→ WORK ITEM
Copy out each line of the data that includes the string "smtpdm".

[Collected data entries]
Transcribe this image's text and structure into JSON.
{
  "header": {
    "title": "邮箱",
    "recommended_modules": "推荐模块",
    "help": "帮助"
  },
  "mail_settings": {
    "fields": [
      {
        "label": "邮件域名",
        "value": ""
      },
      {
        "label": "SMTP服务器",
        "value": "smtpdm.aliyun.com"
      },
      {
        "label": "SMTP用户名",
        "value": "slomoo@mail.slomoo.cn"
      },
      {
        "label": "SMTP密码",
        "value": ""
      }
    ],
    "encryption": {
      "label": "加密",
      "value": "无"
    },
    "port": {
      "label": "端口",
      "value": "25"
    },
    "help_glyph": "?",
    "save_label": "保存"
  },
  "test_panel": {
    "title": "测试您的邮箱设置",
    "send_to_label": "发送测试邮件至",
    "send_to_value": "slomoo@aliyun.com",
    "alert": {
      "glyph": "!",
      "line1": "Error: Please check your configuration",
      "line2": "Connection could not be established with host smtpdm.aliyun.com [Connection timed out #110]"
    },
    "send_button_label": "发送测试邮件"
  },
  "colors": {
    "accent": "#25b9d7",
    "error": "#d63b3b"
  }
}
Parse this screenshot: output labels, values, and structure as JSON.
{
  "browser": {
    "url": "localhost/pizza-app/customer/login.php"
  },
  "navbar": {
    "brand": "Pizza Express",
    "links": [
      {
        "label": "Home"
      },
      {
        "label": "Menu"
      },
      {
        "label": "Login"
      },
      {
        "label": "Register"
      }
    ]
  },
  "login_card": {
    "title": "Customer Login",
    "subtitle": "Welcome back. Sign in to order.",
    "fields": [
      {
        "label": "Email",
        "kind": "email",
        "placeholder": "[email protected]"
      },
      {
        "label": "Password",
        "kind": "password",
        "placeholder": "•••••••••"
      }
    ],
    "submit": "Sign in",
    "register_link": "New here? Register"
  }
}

→ RESPONSE AREA
        "value": "smtpdm.aliyun.com"
      "line2": "Connection could not be established with host smtpdm.aliyun.com [Connection timed out #110]"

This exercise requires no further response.